- **Exercise materials**
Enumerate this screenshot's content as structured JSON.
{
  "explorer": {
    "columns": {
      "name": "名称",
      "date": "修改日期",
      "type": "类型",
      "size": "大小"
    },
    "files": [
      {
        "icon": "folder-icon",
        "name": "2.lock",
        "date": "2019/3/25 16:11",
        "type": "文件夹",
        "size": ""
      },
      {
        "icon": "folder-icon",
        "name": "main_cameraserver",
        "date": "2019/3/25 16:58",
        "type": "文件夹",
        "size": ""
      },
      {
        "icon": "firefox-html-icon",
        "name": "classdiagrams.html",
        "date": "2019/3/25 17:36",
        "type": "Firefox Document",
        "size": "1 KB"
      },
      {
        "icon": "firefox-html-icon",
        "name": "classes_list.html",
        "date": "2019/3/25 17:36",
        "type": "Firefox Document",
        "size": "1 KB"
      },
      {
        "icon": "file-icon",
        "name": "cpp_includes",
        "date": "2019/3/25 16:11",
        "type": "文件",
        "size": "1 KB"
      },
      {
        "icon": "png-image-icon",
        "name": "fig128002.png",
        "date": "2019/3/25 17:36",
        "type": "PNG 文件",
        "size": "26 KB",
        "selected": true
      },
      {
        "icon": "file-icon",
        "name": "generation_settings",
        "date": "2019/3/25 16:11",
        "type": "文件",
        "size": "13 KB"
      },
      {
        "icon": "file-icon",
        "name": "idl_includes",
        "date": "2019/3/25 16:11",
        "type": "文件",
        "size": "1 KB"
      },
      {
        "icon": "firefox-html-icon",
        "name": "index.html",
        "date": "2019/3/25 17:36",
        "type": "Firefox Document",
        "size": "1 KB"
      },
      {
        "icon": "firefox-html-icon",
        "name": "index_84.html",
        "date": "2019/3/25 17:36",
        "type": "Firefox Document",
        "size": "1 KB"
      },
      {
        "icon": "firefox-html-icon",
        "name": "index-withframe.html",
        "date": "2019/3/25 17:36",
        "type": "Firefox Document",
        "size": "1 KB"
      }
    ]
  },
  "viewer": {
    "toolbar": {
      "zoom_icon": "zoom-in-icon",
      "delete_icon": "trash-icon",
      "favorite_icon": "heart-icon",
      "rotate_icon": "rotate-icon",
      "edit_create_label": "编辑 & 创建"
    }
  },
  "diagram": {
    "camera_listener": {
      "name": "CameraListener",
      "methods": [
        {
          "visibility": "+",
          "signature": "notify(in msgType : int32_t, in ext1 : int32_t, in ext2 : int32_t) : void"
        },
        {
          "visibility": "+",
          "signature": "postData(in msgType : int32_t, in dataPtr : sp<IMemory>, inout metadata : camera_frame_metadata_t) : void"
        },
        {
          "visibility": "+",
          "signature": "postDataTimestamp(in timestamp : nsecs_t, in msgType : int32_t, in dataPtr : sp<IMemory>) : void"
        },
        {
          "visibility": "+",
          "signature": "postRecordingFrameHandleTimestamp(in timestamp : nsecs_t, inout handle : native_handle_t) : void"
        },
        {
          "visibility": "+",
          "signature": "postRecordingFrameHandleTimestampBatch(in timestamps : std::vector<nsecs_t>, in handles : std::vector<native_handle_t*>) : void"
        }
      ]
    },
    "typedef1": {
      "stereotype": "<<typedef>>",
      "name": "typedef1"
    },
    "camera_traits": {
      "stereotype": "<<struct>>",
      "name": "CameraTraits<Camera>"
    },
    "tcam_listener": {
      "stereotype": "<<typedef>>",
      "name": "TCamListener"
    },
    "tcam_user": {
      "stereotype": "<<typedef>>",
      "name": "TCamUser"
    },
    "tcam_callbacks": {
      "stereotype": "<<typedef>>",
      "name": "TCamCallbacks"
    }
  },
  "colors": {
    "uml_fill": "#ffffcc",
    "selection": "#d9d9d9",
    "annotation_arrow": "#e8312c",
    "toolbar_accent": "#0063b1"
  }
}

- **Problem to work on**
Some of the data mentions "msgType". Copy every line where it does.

- **Answer for the task**
          "signature": "notify(in msgType : int32_t, in ext1 : int32_t, in ext2 : int32_t) : void"
          "signature": "postData(in msgType : int32_t, in dataPtr : sp<IMemory>, inout metadata : camera_frame_metadata_t) : void"
          "signature": "postDataTimestamp(in timestamp : nsecs_t, in msgType : int32_t, in dataPtr : sp<IMemory>) : void"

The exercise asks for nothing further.